My job description says I am a solo pastor of a mid-size church, but I learned early on that this job is only sustainable if I ignore the “solo” part. I rely on ministry partners of all sorts: staff who have the gift of recruiting volunteers or selecting singable hymns, church members who have the gift of a green thumb or leading small group discussions, and pastor colleagues who have the gift of collaboration and are willing to work together to better serve our congregations.
This model of ministry partnerships started with the first disciples, each of them tasked with supporting Jesus’ ministry by using their unique gifts. While Jesus was healing people in the house, someone was outside with the onlookers explaining Jesus’ backstory.
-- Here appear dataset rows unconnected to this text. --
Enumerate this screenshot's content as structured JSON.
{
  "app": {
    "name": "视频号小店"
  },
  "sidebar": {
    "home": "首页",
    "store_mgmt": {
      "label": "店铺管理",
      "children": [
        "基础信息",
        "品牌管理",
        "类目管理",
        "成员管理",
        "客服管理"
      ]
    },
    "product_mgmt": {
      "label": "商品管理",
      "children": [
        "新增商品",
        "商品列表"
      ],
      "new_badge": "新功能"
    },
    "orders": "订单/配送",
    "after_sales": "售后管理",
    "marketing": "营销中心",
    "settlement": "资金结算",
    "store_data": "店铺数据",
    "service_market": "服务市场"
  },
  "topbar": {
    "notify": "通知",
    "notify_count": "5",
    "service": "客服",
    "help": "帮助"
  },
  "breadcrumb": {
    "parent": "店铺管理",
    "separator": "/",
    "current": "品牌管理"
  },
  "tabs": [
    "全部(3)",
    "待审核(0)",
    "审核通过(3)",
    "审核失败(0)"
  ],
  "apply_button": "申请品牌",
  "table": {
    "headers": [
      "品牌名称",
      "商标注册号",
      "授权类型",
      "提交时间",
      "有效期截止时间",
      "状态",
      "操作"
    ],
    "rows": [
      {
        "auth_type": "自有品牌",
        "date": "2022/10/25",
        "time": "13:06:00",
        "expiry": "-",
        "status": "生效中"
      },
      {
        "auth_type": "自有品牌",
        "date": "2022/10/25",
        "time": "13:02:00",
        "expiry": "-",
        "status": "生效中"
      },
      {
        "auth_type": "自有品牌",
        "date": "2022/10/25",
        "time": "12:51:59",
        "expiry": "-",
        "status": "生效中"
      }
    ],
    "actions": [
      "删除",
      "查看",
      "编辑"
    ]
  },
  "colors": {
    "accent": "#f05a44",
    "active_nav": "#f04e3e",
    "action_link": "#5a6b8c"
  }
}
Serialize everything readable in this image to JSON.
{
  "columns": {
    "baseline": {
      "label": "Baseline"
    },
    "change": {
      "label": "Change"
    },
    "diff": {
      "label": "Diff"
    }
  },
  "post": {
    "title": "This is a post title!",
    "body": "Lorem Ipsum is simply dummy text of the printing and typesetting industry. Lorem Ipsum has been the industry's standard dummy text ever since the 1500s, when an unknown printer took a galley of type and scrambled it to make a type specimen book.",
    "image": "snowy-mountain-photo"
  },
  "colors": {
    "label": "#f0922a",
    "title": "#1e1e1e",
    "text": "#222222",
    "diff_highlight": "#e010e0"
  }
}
While Jesus was walking on water and calming storms, someone else was reading the nautical chart and another was steering the ship. I imagine some disciples gravitated toward the elders in the crowds while others got the youth organized; some were great with groups while others excelled one-on-one.
The disciples were a cohort of collaborators, confidants, and colleagues that had to navigate ministry with one another and utilize all of their collective gifts. Even as a so-called solo pastor, I am dependent on the gifts of my fellow disciples that together we can minister in the name of Jesus.
Paul’s words to the Corinthians remind us that every spiritual gift is valuable, and no person’s gift brings them closer to God than anyone else. The challenge and the hope are to know what your gift is, use it, and then hold space for other people’s spiritual gifts to shine as well.
Bless our collaborators and co-conspirators, and may their gifts be a blessing in the body of Christ.
Liz Miller serves as the pastor of Edgewood United Church (UCC) in East Lansing, Michigan.